Yesterday, the New Mexico Legislature ended its 2012 session, leaving intact the 2003 state law that allows driver’s licenses to be issued to individuals regardless of immigration status. This marks the third unsuccessful attempt by Republican Governor Susana Martinez to repeal the state’s driver’s license law. HB103, the bill backed by Martinez, passed the House earlier this month but failed to make it through the Senate. An alternative Senate bill, SB235, which would have tightened residency requirements but not repealed the 2003 law, passed the Senate. Governor Martinez, however, vowed to veto that Senate bill. New Mexico and Washington are the only states that issue driver’s licenses regardless of immigration status (Utah issues a driving certificate that can’t be used for identification).
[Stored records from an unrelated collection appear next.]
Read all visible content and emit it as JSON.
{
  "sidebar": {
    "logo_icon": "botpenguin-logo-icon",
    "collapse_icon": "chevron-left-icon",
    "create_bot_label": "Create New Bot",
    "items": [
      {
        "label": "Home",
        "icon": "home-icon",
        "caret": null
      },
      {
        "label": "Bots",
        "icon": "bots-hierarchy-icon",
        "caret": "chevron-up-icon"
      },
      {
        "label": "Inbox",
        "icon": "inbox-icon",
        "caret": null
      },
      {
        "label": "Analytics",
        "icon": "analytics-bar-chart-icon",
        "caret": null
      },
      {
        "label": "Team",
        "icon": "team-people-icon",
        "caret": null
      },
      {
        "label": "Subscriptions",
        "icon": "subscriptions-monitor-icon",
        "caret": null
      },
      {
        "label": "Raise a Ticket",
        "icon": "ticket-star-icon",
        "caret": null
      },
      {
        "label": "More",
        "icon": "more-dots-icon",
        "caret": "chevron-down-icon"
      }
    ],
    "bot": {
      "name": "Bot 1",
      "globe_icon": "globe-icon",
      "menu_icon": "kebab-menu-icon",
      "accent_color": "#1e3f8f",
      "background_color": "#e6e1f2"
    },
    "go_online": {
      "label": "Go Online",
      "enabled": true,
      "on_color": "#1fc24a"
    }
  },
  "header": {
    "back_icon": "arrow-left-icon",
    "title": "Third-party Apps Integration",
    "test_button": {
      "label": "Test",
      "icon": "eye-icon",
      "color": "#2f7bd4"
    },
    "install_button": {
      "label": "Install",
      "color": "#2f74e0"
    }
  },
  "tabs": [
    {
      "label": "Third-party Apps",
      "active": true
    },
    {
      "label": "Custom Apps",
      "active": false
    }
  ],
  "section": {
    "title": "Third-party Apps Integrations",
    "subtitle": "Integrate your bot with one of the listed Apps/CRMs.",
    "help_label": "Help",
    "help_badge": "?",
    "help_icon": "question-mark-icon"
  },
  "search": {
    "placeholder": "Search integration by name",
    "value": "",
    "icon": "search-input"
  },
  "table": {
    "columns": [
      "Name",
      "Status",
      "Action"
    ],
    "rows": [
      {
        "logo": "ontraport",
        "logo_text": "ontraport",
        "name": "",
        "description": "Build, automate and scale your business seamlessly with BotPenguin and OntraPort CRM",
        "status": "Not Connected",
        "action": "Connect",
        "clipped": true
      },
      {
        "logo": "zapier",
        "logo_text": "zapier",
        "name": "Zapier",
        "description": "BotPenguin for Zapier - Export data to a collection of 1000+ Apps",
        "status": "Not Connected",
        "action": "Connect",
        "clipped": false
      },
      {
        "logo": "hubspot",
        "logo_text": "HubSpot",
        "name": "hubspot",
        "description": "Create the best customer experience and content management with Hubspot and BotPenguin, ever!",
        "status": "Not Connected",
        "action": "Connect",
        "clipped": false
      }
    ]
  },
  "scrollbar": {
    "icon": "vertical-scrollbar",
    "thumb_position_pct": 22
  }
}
Republican Governor Susana Martinez has repeatedly tried (and failed) to repeal the state’s nearly decade old driver’s license law. Last year, a state district judge halted on constitutional grounds Gov. Martinez’s costly campaign to “certify” the driver’s licenses of foreign nationals. A spokesman for Gov. Martinez claims the current law “leads to fraud, human trafficking, organized crime and significant security concerns.” Supporters of the law, however, say the current policy aids cooperation between immigrant communities and local police as well as reduces the number of unlicensed drivers.